Brit Prime Minister David Cameron Defies Leveson Report Over Press Laws
Cameron is prepared to block Leveson's key recommendation of new laws to regulate newspapers over fears it could undermine freedom of speech.
LONDON: U.K. Prime Minister David Cameron said Thursday he has "serious misgivings and concerns" about state regulation of the press, after Lord Justice Leveson said there should be new laws to set up a newspaper watchdog, according to the Telegraph.
Speaking in the House of Commons, Cameron said he was "wary" of any regulation that has "the potential to infringe on free speech."
"We should think very, very carefully about crossing this line," he told ministers.
The Prime Minister said a new system that "complies with the Leveson principles should be put in place rapidly" but he does not believe laws are necessary to do so.
"I'm not convinced that statute is necessary to achieve Lord Justice Leveson's objectives," he said.
"The danger is this would create a vehicle for politicians to impose regulations on the press."
Cameron also said he is "instinctively concerned" about changing data protection laws, as this could "wreck proper investigative journalism in our country."
He made clear that "the system we have is badly broken and has let down victims badly" and said he is in favor of independent regulator.
He also supported plans to record meetings between journalists, senior police officers and politicians.
However, he said the whole House of Commons must think carefully before taking the "enormous step" of bringing in laws setting up a new press watchdog, said the Telegraph.

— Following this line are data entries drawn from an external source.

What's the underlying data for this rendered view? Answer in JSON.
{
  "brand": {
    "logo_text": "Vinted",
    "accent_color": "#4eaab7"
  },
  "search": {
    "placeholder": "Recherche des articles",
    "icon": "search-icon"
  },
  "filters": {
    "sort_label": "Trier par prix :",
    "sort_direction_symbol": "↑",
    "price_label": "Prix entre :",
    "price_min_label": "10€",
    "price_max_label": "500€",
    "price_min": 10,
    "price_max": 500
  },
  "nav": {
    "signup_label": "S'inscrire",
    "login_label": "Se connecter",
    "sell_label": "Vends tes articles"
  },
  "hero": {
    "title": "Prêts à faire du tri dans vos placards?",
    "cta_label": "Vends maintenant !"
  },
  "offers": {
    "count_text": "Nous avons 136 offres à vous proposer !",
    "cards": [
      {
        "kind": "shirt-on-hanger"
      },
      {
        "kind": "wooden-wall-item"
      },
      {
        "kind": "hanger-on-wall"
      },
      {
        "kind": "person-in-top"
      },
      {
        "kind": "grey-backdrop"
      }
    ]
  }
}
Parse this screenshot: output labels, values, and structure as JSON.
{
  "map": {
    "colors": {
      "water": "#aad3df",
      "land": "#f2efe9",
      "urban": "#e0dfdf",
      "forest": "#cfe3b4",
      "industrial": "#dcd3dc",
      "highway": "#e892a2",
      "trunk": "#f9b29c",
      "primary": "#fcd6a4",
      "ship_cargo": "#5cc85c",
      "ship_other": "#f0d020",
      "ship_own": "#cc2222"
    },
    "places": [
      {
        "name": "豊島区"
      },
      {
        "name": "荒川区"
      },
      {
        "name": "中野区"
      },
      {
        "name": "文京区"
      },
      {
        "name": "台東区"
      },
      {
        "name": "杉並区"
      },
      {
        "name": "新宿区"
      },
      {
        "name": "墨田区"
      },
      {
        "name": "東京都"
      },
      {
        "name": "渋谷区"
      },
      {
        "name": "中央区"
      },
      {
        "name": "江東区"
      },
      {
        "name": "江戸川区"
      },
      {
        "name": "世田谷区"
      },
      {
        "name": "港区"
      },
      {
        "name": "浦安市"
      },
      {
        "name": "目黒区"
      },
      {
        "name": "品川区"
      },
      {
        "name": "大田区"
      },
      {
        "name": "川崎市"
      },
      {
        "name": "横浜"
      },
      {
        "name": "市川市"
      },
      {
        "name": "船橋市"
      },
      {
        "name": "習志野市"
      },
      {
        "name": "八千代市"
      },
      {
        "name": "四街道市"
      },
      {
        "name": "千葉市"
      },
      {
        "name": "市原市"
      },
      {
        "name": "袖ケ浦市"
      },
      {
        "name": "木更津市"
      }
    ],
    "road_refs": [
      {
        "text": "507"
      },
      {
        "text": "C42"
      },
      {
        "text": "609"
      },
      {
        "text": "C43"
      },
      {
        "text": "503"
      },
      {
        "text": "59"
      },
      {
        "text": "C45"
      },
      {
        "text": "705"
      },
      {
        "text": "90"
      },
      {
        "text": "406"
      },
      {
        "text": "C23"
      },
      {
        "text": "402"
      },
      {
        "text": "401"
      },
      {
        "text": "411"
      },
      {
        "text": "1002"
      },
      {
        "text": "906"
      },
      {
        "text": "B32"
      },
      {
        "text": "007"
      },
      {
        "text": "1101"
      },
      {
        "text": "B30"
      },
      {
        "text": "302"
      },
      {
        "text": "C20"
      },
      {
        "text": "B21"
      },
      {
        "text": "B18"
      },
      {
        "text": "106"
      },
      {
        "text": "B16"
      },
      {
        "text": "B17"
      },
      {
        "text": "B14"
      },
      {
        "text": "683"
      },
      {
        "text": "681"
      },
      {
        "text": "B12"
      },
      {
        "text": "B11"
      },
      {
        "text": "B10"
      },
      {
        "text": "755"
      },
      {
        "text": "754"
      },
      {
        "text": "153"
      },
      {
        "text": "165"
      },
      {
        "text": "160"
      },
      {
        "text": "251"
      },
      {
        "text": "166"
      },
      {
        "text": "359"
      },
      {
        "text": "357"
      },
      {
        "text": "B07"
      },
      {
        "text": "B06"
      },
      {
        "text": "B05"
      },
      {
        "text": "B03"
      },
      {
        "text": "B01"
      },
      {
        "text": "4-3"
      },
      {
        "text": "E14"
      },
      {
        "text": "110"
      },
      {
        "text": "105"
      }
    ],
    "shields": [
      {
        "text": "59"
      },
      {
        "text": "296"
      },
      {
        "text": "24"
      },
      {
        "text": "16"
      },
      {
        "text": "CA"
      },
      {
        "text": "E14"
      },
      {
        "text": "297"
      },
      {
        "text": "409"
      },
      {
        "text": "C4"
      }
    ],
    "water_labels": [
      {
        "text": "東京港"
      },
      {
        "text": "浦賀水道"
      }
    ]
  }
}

Cameron's speech is also likely to divide his members of parliament, with dozens supporting press laws and dozens fighting to keep them off the statute book.